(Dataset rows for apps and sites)
-- Opening Marker --

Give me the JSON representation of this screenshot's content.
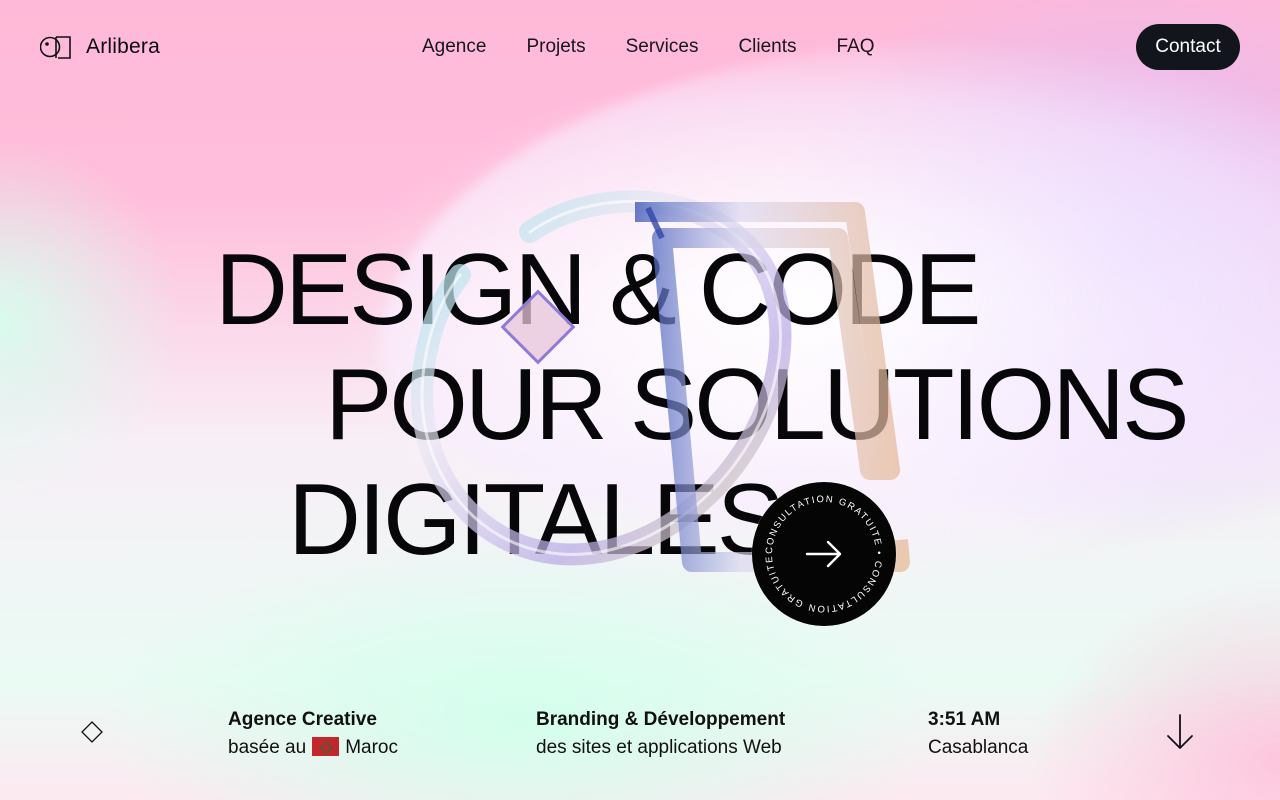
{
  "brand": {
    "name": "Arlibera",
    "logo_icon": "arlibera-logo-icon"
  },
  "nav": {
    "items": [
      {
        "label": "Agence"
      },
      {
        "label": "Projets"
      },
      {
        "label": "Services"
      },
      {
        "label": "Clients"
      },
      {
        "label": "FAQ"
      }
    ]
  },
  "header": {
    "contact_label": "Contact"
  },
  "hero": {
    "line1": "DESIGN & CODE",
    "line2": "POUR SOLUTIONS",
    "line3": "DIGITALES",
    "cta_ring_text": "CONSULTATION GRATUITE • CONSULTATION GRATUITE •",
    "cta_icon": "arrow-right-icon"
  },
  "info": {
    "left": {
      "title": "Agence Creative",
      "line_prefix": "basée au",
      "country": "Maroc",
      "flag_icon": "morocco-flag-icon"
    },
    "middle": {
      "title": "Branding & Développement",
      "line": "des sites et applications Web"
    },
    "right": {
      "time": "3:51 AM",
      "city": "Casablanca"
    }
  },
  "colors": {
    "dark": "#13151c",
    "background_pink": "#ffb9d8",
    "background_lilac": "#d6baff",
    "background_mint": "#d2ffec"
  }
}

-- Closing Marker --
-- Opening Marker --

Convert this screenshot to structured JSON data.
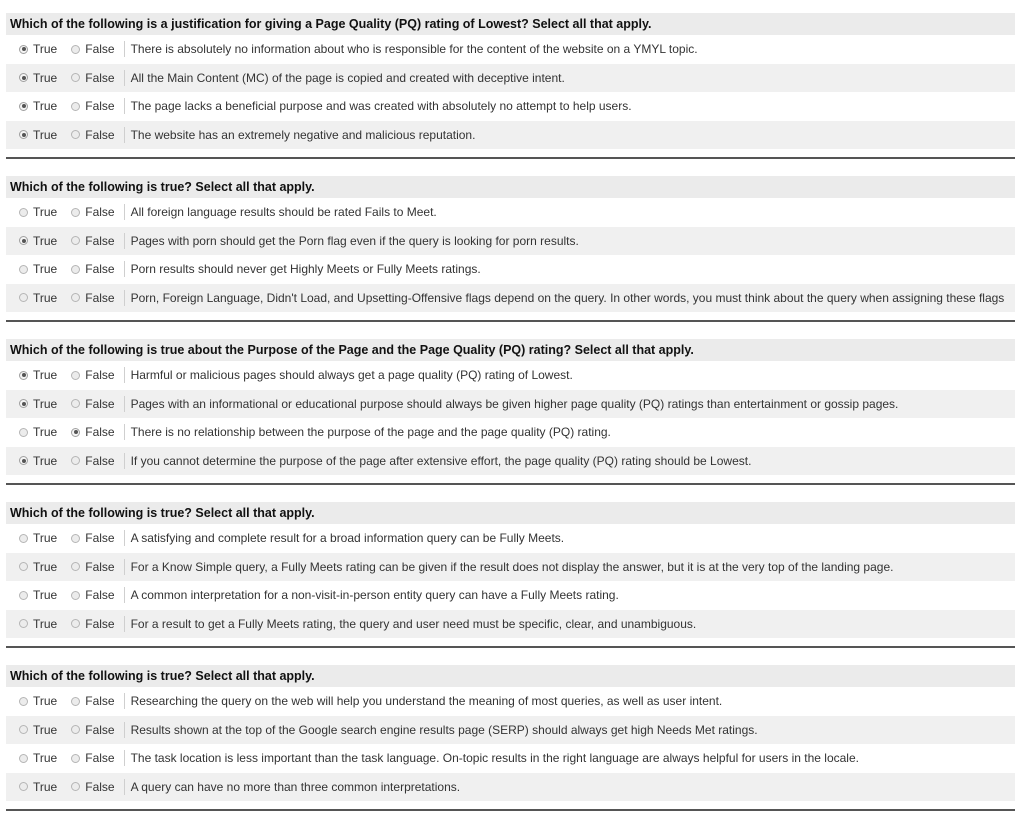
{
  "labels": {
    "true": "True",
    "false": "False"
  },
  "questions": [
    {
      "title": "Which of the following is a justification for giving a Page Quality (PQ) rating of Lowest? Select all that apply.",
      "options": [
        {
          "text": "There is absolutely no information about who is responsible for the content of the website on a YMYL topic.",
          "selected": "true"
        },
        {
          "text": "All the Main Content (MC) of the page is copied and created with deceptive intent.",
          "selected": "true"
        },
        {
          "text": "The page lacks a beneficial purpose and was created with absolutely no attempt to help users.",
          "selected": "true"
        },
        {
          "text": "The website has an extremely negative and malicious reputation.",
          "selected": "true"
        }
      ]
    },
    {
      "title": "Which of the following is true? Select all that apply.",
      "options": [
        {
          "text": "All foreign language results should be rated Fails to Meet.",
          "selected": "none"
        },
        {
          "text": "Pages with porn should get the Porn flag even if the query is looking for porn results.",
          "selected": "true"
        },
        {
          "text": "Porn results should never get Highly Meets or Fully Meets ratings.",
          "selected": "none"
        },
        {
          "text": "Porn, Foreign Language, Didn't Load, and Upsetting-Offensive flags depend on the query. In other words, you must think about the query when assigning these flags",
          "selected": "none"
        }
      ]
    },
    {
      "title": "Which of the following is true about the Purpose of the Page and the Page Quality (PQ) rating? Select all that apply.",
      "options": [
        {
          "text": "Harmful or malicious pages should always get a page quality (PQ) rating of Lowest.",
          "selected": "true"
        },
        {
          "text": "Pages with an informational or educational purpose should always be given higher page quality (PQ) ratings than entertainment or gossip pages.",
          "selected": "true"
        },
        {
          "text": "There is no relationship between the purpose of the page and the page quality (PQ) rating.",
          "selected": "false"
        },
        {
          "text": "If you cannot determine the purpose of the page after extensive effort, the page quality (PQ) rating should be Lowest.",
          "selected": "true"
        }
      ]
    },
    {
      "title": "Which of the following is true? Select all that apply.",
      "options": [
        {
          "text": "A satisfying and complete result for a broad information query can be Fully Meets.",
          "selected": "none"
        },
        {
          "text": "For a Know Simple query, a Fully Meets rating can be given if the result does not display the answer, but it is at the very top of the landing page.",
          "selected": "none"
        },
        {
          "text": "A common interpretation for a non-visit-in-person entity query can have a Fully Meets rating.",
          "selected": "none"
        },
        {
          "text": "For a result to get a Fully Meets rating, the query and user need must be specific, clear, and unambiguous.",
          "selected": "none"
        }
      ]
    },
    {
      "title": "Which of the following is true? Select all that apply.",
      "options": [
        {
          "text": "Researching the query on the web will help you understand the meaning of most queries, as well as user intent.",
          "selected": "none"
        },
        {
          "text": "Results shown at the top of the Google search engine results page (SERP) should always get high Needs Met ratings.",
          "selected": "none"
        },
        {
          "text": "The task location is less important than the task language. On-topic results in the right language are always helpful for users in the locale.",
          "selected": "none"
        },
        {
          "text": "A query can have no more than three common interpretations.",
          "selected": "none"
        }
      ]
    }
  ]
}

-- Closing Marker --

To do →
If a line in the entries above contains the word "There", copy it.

Response to the task →
          "text": "There is absolutely no information about who is responsible for the content of the website on a YMYL topic.",
          "text": "There is no relationship between the purpose of the page and the page quality (PQ) rating.",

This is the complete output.